_WHAT IS NEEDED_: Read the records below and copy each line that contains "JSON".
[DATA UNDER STUDY]
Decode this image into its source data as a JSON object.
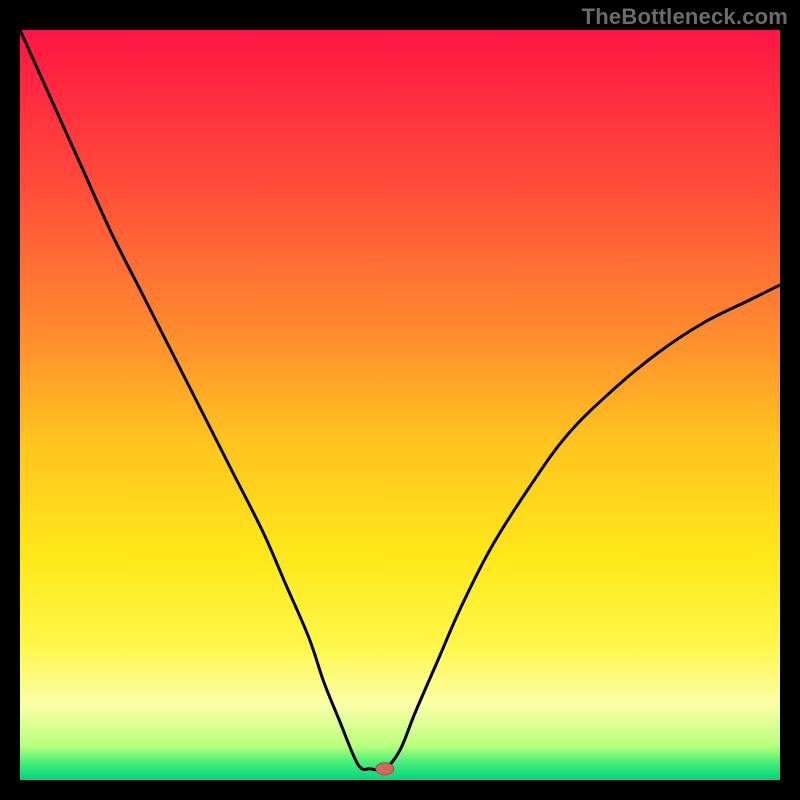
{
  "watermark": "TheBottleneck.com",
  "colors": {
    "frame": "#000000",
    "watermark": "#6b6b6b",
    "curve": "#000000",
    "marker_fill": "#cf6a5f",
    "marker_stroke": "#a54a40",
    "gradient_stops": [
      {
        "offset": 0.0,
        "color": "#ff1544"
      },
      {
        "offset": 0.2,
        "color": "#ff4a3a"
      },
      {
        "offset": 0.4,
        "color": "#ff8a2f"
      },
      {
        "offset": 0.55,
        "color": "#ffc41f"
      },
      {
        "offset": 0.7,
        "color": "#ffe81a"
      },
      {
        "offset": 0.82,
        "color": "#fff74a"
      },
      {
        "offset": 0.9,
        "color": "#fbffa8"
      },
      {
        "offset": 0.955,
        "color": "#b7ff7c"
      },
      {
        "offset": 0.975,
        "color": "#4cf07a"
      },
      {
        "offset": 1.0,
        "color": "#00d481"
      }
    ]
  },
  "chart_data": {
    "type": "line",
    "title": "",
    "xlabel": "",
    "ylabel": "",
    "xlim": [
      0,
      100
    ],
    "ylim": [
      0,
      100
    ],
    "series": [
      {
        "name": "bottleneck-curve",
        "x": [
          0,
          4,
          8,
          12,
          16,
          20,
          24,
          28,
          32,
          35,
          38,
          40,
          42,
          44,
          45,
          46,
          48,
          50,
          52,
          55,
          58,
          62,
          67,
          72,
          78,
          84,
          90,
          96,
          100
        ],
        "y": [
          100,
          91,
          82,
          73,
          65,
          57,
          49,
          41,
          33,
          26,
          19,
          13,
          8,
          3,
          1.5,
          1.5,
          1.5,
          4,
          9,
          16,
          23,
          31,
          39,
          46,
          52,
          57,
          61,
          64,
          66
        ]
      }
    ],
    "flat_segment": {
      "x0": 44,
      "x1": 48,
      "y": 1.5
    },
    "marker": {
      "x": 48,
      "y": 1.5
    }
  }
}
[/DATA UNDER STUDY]
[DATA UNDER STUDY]
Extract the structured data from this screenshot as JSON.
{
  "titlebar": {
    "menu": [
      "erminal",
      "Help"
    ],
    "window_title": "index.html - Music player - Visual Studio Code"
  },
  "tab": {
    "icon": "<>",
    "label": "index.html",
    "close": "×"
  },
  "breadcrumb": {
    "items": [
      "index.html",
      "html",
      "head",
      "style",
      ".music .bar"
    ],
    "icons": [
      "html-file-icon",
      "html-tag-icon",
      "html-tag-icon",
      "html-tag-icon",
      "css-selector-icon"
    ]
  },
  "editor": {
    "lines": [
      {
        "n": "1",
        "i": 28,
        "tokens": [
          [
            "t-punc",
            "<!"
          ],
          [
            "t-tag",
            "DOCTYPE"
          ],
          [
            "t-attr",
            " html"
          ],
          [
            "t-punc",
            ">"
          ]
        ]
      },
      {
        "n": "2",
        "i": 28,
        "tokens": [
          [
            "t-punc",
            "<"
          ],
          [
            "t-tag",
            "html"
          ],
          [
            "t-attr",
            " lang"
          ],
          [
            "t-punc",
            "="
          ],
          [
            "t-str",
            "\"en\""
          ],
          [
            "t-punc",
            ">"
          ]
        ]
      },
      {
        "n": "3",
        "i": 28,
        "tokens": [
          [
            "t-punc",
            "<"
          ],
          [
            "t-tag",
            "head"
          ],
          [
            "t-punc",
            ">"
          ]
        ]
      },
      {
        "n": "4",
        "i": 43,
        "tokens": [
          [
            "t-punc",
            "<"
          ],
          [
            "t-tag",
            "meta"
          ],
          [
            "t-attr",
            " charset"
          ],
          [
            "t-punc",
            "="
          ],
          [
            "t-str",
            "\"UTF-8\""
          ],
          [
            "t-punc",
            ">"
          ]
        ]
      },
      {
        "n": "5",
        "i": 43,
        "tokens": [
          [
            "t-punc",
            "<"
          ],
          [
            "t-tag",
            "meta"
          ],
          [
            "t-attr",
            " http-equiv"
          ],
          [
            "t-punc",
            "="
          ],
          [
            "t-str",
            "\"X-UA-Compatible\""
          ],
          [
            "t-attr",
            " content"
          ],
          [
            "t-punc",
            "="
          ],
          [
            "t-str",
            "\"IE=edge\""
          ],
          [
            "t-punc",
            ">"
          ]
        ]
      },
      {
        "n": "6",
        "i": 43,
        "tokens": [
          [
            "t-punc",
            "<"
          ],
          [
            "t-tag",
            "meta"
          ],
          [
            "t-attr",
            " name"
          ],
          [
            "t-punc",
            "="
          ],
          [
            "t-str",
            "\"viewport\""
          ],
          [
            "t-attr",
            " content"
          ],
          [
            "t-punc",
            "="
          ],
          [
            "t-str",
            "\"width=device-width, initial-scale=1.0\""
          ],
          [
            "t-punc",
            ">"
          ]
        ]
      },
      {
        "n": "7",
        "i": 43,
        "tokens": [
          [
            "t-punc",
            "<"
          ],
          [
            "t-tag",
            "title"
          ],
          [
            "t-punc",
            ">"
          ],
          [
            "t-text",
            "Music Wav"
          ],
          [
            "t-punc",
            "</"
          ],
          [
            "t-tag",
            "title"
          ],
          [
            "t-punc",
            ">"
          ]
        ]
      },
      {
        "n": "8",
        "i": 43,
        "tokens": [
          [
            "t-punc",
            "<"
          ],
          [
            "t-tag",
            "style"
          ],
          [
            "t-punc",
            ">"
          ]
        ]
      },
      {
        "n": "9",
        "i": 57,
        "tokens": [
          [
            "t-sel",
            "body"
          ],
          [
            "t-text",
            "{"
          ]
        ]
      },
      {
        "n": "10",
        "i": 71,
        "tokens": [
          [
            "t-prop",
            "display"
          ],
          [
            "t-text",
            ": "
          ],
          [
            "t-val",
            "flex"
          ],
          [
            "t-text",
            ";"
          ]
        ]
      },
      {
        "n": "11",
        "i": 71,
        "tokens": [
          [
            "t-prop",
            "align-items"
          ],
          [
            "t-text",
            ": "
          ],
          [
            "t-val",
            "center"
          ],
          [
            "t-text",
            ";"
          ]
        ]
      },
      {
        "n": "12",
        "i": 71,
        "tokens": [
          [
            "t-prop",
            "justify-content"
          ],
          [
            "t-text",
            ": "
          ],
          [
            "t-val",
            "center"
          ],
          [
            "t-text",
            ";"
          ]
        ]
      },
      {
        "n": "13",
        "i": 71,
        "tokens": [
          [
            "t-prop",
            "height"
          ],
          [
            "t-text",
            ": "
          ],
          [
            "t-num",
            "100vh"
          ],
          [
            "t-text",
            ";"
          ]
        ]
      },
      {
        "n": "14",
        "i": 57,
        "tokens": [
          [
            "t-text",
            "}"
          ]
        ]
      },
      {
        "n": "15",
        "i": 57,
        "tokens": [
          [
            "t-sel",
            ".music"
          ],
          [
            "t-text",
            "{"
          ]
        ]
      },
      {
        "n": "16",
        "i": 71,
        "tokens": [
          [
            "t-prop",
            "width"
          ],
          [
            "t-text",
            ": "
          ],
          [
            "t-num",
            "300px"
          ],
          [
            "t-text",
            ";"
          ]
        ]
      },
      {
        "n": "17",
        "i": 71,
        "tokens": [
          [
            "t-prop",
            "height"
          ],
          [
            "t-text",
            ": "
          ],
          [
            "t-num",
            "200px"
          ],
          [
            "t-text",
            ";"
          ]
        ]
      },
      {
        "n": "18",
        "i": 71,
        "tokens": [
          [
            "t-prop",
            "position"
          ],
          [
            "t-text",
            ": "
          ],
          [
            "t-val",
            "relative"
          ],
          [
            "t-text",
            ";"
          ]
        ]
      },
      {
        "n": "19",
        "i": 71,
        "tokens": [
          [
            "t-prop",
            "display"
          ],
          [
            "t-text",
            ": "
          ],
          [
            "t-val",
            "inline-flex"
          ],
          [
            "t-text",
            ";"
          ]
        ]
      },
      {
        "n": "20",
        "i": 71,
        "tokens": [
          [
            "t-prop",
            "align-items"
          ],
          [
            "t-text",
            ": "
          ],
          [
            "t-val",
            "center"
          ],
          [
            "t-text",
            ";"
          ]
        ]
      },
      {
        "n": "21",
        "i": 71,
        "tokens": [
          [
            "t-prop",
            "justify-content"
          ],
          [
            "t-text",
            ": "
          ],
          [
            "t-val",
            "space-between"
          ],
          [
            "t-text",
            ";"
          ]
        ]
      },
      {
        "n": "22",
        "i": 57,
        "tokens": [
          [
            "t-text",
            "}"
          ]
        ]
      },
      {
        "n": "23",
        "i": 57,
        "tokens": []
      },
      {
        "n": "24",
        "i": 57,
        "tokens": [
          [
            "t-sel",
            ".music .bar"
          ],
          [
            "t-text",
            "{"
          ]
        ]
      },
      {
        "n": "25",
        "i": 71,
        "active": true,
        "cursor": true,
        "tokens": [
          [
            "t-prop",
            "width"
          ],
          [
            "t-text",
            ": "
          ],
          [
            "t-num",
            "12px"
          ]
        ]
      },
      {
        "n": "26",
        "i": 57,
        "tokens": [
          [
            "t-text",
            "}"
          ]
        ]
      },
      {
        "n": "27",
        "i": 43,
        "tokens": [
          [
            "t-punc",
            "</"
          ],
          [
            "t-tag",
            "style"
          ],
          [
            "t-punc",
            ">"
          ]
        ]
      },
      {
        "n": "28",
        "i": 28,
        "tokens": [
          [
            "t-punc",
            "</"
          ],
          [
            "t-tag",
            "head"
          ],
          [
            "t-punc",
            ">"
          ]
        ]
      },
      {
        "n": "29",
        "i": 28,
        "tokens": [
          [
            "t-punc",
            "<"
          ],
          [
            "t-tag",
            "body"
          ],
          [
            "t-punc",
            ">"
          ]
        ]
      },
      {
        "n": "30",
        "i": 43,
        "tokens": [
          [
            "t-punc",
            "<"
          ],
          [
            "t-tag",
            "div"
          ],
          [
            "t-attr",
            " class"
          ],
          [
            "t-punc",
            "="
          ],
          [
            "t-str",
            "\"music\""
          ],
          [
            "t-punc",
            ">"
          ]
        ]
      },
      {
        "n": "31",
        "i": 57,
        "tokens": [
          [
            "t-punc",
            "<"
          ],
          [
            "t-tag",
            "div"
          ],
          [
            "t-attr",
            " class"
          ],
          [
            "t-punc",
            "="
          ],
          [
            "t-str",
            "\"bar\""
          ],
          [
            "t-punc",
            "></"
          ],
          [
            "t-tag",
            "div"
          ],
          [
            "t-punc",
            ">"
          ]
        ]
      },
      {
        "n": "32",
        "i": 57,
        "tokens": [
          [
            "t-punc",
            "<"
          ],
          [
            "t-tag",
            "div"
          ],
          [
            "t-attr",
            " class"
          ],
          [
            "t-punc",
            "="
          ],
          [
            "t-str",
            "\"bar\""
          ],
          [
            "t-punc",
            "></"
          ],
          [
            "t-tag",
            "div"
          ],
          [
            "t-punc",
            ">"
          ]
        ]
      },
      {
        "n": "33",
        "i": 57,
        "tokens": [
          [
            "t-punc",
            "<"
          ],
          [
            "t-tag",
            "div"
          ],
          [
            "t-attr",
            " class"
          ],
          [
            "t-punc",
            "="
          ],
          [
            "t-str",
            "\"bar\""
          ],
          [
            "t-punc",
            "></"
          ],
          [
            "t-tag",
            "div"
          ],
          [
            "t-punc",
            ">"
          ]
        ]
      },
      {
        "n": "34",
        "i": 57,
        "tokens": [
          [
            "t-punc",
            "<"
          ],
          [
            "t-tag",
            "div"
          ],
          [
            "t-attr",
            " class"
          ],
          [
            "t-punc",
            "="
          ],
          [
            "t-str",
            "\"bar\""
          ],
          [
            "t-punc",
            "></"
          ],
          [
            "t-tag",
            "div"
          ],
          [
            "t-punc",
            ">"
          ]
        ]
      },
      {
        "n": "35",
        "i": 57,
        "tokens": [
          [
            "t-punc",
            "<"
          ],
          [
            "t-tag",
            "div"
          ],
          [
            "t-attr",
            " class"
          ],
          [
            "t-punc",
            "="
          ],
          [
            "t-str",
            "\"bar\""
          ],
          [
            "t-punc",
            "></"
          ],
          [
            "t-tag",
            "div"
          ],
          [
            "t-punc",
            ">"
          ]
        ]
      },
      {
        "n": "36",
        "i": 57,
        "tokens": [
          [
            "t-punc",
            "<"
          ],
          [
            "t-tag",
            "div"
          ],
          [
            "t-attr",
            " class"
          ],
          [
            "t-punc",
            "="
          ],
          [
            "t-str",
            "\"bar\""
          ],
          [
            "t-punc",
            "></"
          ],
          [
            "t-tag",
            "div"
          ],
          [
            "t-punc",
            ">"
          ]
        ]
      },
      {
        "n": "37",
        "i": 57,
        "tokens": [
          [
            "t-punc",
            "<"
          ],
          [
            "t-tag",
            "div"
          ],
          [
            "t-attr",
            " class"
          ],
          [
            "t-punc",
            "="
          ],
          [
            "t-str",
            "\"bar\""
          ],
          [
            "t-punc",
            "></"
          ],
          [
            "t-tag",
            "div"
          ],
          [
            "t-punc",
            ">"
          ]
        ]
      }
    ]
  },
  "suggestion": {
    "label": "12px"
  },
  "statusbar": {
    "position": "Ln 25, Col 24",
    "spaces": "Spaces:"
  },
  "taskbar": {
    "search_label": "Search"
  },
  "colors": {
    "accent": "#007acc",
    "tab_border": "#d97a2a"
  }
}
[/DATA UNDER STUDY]
_OUTPUT FOR THIS EXERCISE_:
Decode this image into its source data as a JSON object.
Extract the structured data from this screenshot as JSON.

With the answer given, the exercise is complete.